(Exercise objective): Each entry below needs to be reproduced exactly as given.

(Source data Opens)

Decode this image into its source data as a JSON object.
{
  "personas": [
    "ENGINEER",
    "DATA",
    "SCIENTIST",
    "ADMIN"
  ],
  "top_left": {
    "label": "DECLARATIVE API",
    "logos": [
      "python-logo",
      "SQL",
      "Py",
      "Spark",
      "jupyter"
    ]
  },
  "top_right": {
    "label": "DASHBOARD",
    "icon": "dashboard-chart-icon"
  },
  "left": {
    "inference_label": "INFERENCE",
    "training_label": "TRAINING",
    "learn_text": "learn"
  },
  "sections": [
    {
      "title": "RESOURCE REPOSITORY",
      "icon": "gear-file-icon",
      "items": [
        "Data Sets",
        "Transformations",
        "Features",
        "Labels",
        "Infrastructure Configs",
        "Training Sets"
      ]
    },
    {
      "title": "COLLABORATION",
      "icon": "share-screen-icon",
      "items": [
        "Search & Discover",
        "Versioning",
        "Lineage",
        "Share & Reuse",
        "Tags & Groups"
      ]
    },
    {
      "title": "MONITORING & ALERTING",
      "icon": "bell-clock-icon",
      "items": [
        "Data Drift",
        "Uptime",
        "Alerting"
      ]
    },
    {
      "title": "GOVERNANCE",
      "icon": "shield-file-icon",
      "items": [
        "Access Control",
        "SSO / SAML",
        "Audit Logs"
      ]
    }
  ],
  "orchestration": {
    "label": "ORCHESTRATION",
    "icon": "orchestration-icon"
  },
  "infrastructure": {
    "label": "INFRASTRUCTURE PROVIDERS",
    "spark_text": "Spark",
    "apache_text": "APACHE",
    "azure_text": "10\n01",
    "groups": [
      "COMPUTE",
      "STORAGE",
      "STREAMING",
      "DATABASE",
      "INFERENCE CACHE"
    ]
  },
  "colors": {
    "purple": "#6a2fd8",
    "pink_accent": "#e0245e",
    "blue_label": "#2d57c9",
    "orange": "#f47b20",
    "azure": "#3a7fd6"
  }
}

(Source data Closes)

(Reply to the exercise):
Decode this image into its source data as a JSON object.
{
  "personas": [
    "ENGINEER",
    "DATA",
    "SCIENTIST",
    "ADMIN"
  ],
  "top_left": {
    "label": "DECLARATIVE API",
    "logos": [
      "python-logo",
      "SQL",
      "Py",
      "Spark",
      "jupyter"
    ]
  },
  "top_right": {
    "label": "DASHBOARD",
    "icon": "dashboard-chart-icon"
  },
  "left": {
    "inference_label": "INFERENCE",
    "training_label": "TRAINING",
    "learn_text": "learn"
  },
  "sections": [
    {
      "title": "RESOURCE REPOSITORY",
      "icon": "gear-file-icon",
      "items": [
        "Data Sets",
        "Transformations",
        "Features",
        "Labels",
        "Infrastructure Configs",
        "Training Sets"
      ]
    },
    {
      "title": "COLLABORATION",
      "icon": "share-screen-icon",
      "items": [
        "Search & Discover",
        "Versioning",
        "Lineage",
        "Share & Reuse",
        "Tags & Groups"
      ]
    },
    {
      "title": "MONITORING & ALERTING",
      "icon": "bell-clock-icon",
      "items": [
        "Data Drift",
        "Uptime",
        "Alerting"
      ]
    },
    {
      "title": "GOVERNANCE",
      "icon": "shield-file-icon",
      "items": [
        "Access Control",
        "SSO / SAML",
        "Audit Logs"
      ]
    }
  ],
  "orchestration": {
    "label": "ORCHESTRATION",
    "icon": "orchestration-icon"
  },
  "infrastructure": {
    "label": "INFRASTRUCTURE PROVIDERS",
    "spark_text": "Spark",
    "apache_text": "APACHE",
    "azure_text": "10\n01",
    "groups": [
      "COMPUTE",
      "STORAGE",
      "STREAMING",
      "DATABASE",
      "INFERENCE CACHE"
    ]
  },
  "colors": {
    "purple": "#6a2fd8",
    "pink_accent": "#e0245e",
    "blue_label": "#2d57c9",
    "orange": "#f47b20",
    "azure": "#3a7fd6"
  }
}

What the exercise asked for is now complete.